Your task is to find every line of the listing that includes "Create" and copy it.

» Data
****************************************

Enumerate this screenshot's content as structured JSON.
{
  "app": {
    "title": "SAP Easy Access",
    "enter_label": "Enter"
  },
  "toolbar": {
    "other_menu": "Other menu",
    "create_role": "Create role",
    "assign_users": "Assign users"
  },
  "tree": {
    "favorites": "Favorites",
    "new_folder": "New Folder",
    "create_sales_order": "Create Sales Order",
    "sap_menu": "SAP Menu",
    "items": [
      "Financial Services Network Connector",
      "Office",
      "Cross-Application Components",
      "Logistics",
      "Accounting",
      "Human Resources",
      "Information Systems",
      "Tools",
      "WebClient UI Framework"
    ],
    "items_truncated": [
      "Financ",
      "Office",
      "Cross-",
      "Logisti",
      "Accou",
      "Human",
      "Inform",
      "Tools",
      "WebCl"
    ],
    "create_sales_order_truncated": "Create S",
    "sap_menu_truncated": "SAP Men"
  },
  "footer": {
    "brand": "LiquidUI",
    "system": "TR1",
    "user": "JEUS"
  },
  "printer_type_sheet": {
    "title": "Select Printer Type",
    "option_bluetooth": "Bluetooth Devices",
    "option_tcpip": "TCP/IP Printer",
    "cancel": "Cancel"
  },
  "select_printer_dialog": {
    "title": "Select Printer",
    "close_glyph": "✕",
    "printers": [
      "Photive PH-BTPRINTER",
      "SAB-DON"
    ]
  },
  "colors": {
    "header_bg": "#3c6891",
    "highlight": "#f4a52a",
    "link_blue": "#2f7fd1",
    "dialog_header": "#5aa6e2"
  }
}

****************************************

» Response area
    "create_role": "Create role",
    "create_sales_order": "Create Sales Order",
    "create_sales_order_truncated": "Create S",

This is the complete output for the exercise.